* [DESCRIPTION OF THE TASK] Search the listing for the string "تنظیمات" and copy every line that contains it.

* [EXERCISE INPUT]
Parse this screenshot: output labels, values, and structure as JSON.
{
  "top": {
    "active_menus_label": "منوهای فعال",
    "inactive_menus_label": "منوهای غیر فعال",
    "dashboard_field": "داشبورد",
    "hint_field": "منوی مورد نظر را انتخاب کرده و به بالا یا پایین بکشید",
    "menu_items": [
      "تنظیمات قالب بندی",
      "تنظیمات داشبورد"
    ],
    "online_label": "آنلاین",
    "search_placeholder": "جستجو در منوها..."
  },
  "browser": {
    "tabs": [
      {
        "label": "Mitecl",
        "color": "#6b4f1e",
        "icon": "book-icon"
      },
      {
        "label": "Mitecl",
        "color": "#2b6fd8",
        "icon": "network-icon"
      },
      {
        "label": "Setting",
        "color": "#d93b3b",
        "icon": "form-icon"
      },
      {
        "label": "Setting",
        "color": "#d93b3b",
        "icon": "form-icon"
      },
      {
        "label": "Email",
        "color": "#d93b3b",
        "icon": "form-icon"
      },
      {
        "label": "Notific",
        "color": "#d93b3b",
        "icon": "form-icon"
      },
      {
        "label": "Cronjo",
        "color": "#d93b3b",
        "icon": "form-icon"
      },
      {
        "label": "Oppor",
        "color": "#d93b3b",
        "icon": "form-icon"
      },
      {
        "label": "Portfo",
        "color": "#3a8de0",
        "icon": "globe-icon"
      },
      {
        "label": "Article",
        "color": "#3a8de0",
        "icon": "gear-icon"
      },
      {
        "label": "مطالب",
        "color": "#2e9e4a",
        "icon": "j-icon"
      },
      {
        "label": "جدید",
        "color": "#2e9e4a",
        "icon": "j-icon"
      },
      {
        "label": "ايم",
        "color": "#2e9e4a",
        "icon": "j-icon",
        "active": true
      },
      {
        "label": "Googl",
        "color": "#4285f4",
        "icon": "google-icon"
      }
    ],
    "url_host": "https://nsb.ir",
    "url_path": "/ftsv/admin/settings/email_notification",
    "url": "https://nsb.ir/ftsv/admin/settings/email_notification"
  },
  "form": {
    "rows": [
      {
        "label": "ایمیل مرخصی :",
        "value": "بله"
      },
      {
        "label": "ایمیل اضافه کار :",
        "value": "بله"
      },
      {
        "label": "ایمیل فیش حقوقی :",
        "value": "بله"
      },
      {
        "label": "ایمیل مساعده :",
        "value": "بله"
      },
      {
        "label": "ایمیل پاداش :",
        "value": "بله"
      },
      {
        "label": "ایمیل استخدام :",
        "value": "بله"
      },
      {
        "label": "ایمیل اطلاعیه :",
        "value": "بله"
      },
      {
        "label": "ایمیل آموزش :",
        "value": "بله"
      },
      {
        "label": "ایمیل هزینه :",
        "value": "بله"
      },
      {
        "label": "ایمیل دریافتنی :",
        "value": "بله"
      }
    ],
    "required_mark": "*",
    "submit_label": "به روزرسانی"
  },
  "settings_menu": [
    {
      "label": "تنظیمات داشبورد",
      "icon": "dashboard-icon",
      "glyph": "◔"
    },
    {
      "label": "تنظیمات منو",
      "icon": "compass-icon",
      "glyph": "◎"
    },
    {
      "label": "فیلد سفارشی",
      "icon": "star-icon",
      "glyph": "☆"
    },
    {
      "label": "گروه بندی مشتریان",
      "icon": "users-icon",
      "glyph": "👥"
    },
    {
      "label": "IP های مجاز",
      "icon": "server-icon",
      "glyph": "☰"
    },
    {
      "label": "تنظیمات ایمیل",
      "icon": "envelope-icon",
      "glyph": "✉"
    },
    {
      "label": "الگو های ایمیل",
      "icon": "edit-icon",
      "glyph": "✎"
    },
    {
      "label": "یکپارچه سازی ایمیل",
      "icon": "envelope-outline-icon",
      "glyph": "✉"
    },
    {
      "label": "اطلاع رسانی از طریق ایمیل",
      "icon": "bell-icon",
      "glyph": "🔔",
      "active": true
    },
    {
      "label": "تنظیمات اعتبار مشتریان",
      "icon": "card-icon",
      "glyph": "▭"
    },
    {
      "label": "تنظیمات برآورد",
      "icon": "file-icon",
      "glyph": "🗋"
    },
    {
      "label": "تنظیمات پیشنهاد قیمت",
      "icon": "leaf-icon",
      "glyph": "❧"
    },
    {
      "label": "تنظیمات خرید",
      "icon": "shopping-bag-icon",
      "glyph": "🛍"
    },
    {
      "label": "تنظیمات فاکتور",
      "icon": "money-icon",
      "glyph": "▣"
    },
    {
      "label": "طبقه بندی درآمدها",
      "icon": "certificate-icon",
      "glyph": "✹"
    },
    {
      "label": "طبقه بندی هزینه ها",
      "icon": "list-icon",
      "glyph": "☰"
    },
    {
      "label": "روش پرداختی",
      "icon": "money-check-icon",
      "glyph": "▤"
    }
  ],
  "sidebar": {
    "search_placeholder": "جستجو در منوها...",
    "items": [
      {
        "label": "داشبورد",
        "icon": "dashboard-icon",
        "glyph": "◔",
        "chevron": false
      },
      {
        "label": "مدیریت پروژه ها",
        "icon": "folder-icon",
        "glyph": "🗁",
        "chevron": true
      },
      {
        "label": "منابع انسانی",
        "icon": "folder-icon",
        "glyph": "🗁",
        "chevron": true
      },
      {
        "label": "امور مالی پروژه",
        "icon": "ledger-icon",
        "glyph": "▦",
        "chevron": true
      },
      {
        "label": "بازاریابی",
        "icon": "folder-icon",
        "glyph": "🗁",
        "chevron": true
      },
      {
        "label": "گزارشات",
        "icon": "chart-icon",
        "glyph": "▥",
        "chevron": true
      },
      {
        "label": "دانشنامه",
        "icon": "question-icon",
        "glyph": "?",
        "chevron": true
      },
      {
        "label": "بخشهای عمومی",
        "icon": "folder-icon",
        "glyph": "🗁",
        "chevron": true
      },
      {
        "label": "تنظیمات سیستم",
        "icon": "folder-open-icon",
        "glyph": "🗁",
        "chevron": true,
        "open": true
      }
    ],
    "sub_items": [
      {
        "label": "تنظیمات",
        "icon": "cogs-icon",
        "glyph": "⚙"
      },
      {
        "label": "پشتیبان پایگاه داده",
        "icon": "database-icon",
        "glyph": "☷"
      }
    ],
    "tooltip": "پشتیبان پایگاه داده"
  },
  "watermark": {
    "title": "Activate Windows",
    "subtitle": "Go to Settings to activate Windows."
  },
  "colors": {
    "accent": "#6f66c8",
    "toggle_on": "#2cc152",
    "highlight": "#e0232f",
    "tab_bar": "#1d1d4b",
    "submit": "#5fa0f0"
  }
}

* [EXPECTED OUTPUT]
      "تنظیمات قالب بندی",
      "تنظیمات داشبورد"
      "label": "تنظیمات داشبورد",
      "label": "تنظیمات منو",
      "label": "تنظیمات ایمیل",
      "label": "تنظیمات اعتبار مشتریان",
      "label": "تنظیمات برآورد",
      "label": "تنظیمات پیشنهاد قیمت",
      "label": "تنظیمات خرید",
      "label": "تنظیمات فاکتور",
        "label": "تنظیمات سیستم",
        "label": "تنظیمات",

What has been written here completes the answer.